*DATA FOR REVIEW:*
——————————
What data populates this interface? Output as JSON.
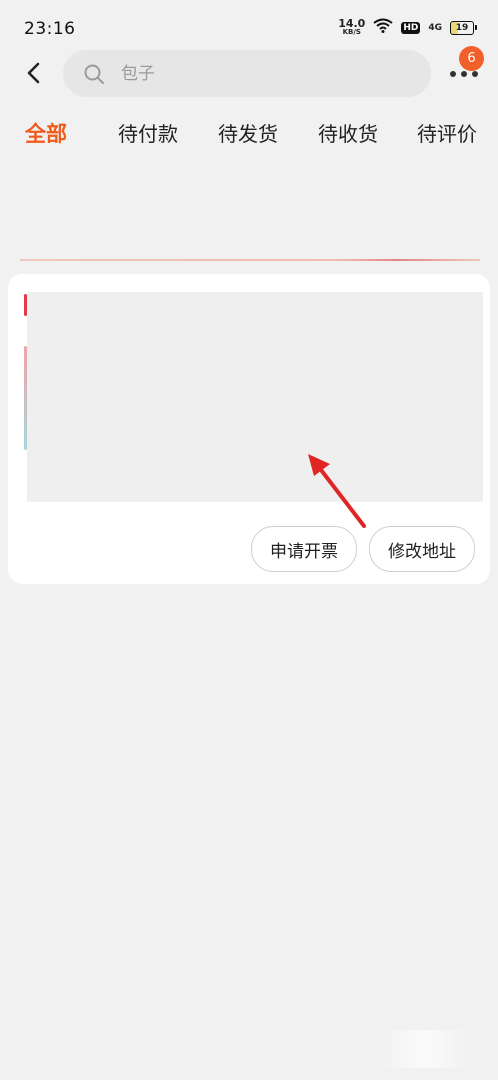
{
  "status_bar": {
    "time": "23:16",
    "net_speed_value": "14.0",
    "net_speed_unit": "KB/S",
    "hd_label": "HD",
    "network_label": "4G",
    "battery_level": "19"
  },
  "header": {
    "search": {
      "placeholder": "包子"
    },
    "notification_count": "6"
  },
  "tabs": [
    {
      "label": "全部",
      "active": true
    },
    {
      "label": "待付款",
      "active": false
    },
    {
      "label": "待发货",
      "active": false
    },
    {
      "label": "待收货",
      "active": false
    },
    {
      "label": "待评价",
      "active": false
    }
  ],
  "order_card": {
    "actions": [
      {
        "label": "申请开票"
      },
      {
        "label": "修改地址"
      }
    ]
  },
  "colors": {
    "accent": "#ef5b1b",
    "badge": "#f2602a",
    "annotation_arrow": "#e02525",
    "background": "#f1f1f1"
  },
  "icons": {
    "back": "chevron-left-icon",
    "search": "search-icon",
    "more": "more-dots-icon",
    "wifi": "wifi-icon",
    "battery": "battery-icon"
  }
}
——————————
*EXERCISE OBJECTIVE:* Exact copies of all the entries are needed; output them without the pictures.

*EXERCISE RESULT:*
What data populates this interface? Output as JSON.
{
  "status_bar": {
    "time": "23:16",
    "net_speed_value": "14.0",
    "net_speed_unit": "KB/S",
    "hd_label": "HD",
    "network_label": "4G",
    "battery_level": "19"
  },
  "header": {
    "search": {
      "placeholder": "包子"
    },
    "notification_count": "6"
  },
  "tabs": [
    {
      "label": "全部",
      "active": true
    },
    {
      "label": "待付款",
      "active": false
    },
    {
      "label": "待发货",
      "active": false
    },
    {
      "label": "待收货",
      "active": false
    },
    {
      "label": "待评价",
      "active": false
    }
  ],
  "order_card": {
    "actions": [
      {
        "label": "申请开票"
      },
      {
        "label": "修改地址"
      }
    ]
  },
  "colors": {
    "accent": "#ef5b1b",
    "badge": "#f2602a",
    "annotation_arrow": "#e02525",
    "background": "#f1f1f1"
  },
  "icons": {
    "back": "chevron-left-icon",
    "search": "search-icon",
    "more": "more-dots-icon",
    "wifi": "wifi-icon",
    "battery": "battery-icon"
  }
}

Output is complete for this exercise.